The California Taxpayers Association, Howard Jarvis Taxpayers Association and Small Business Action Committee want to reset the state’s spending limit at the 2010-11 level. They would cap spending growth based on a formula tied to population and cost-of-living increases. The measure was cleared for circulation on Feb. 8, but proponents have yet to gather signatures.

Waiting until 2014 could be a blow for the California Republican Party. Chairman Tom Del Beccaro in recent weeks has touted the spending cap initiative as central to motivating GOP voters to polls in November and winning targeted legislative races.

“There was no question we had the resources to qualify,” Coupal said. “The issue was whether the business community was having second thoughts about whether we’d have the resources to run a credible campaign. I think they looked at the political landscape much like we did and saw some of the tax measures on the ballot and some of the proposals in the Legislature and felt like the timing was not right for spending cap.”

Some Initiatives Flush With Cash, Others Bare

It’s by no means a perfect way to measure the eventual outcome at the polls, but money often talks loudest in campaigns for or against ballot measures in California. And at this juncture, the money recorded in publicly filed fundraising reports has some interesting things to say.

In a nutshell: tobacco is king… and Governor Jerry Brown’s dialing for dollars is paying off.

First, a look at the two initiatives on the June 5 statewide primary ballot. Neither has received much attention — in part, perhaps, because of all the focus on the looming November initiative war.

When it comes to money, one June campaign stands out: opposition to the Proposition 29 tobacco tax increase.

Prop 29 seeks to add $1 in taxes to each pack of cigarettes sold in California, with the money (backers estimate $700 million a year) earmarked for cancer research. As you might expect, the battle lines here are drawn largely between anti-smoking groups and Big Tobacco.

The main campaign in support of Prop 29 has had only one significant contributions so far in 2012, a $1.5 million check from cycling champion Lance Armstrong. The campaign reported less than $250,000 in cash at the end of 2011, and will clearly need more big bucks like those from Armstrong… as the anti-Prop 29 campaign has come in with guns blazing. In just the first eight weeks of 2012, the campaign collected $12 million — most of which came from two large checks, one from Altria/Philip Morris ($7 million) and one from R.J. Reynolds ($3 million).

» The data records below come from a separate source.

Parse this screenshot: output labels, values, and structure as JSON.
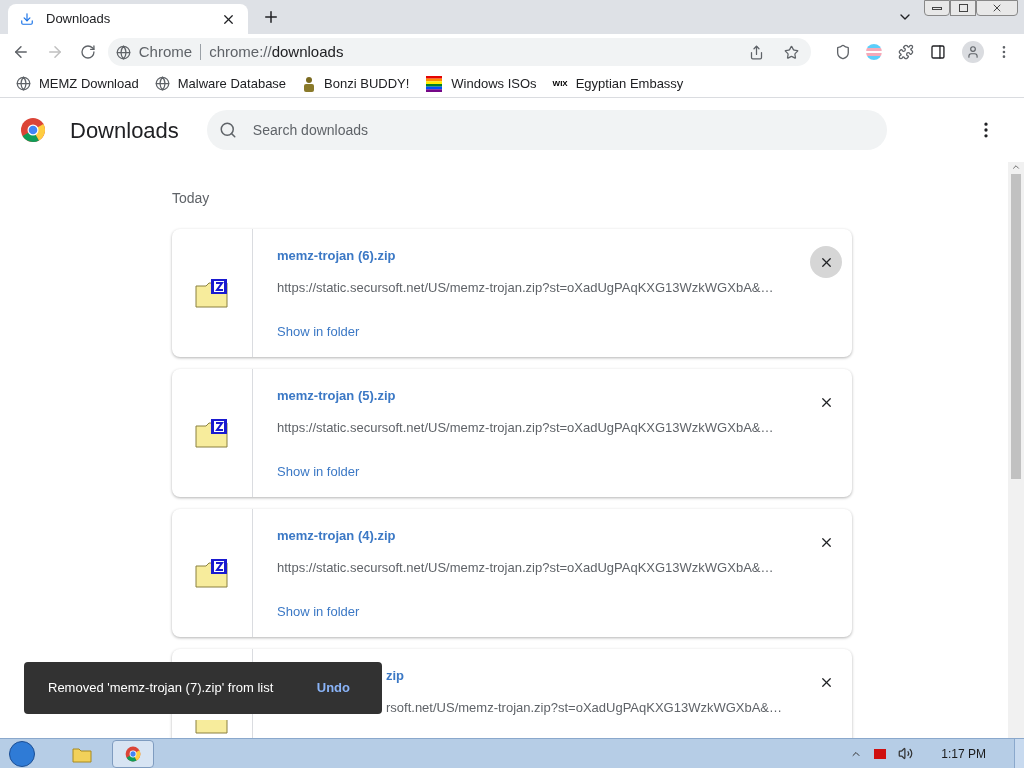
{
  "tab": {
    "title": "Downloads",
    "selected": true
  },
  "address_bar": {
    "site_label": "Chrome",
    "url_prefix": "chrome://",
    "url_host": "downloads"
  },
  "bookmarks": [
    {
      "label": "MEMZ Download",
      "kind": "globe"
    },
    {
      "label": "Malware Database",
      "kind": "globe"
    },
    {
      "label": "Bonzi BUDDY!",
      "kind": "figure"
    },
    {
      "label": "Windows ISOs",
      "kind": "rainbow"
    },
    {
      "label": "Egyptian Embassy",
      "kind": "wix",
      "icon_text": "WIX"
    }
  ],
  "page": {
    "title": "Downloads",
    "search": {
      "placeholder": "Search downloads"
    },
    "section": "Today"
  },
  "downloads": [
    {
      "name": "memz-trojan (6).zip",
      "url": "https://static.secursoft.net/US/memz-trojan.zip?st=oXadUgPAqKXG13WzkWGXbA&…",
      "action": "Show in folder",
      "hovered": true,
      "covered": false
    },
    {
      "name": "memz-trojan (5).zip",
      "url": "https://static.secursoft.net/US/memz-trojan.zip?st=oXadUgPAqKXG13WzkWGXbA&…",
      "action": "Show in folder",
      "hovered": false,
      "covered": false
    },
    {
      "name": "memz-trojan (4).zip",
      "url": "https://static.secursoft.net/US/memz-trojan.zip?st=oXadUgPAqKXG13WzkWGXbA&…",
      "action": "Show in folder",
      "hovered": false,
      "covered": false
    },
    {
      "name": "zip",
      "url": "rsoft.net/US/memz-trojan.zip?st=oXadUgPAqKXG13WzkWGXbA&…",
      "hovered": false,
      "covered": true
    }
  ],
  "toast": {
    "message": "Removed 'memz-trojan (7).zip' from list",
    "action": "Undo"
  },
  "taskbar": {
    "clock": "1:17 PM"
  }
}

Thousand Oaks City Council picks Joel Price to fill vacant seat

After 16 interviews over the course of three hours, the Thousand Oaks City Council selected Joel Price on Tuesday night to fill a vacant seat on the council.

The vote was 3 to 1 to appoint Price to the seat vacated by Dennis Gillette, who has retired due to health concerns. Price will serve out the remainder of Gillette’s term beginning March 22 and ending in November 2014.

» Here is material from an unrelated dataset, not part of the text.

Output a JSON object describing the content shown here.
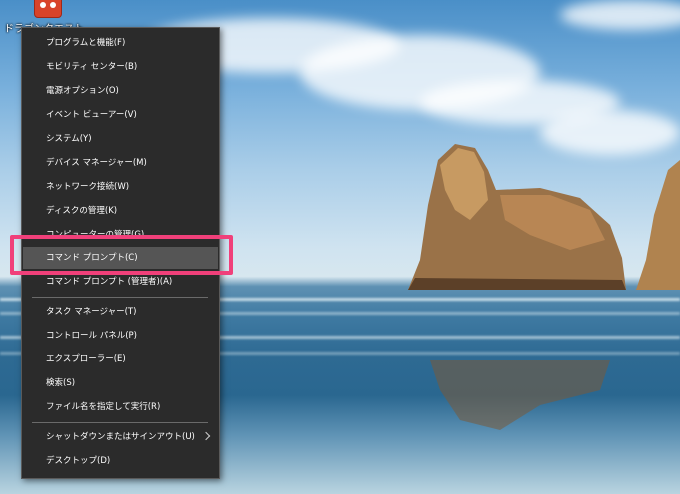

Councilwoman Claudia Bill-de la Peña cast the dissenting vote, calling an appointment the worst solution to filling the vacancy. The two other options the council passed on were to leave the seat empty until the city held a special election in November or to adopt an ordinance allowing the council to appoint someone until a special election in November.

During his interview, Price told the council his priorities were public safety, particularly in light of the shift of certain inmates from prison to local jails, along with maintaining open space and stabilizing the economy.

Price, a detective with the Los Angeles Police Department, told council members he had considered running for council once he retired.

Jerry Brown: ‘It’s good that we have old politicians around’

Gov. Jerry Brown, who will turn 74 next month, found himself last night in the company of an older politician, a rare enough occurrence Brown’s thoughts turned to age.

“It’s good that we have old politicians around,” said Brown, in San Francisco to welcome Israeli President Shimon Peres, 88, to Temple Emanu-El. “There’s a lot of these young ones, and they give us a lot of energy, but we need the wisdom of those who’ve gone through all the struggles.”

The Democratic governor recalled meeting Peres some 40 years ago, when Peres was promoting Israeli bonds.

Enjoy your morning!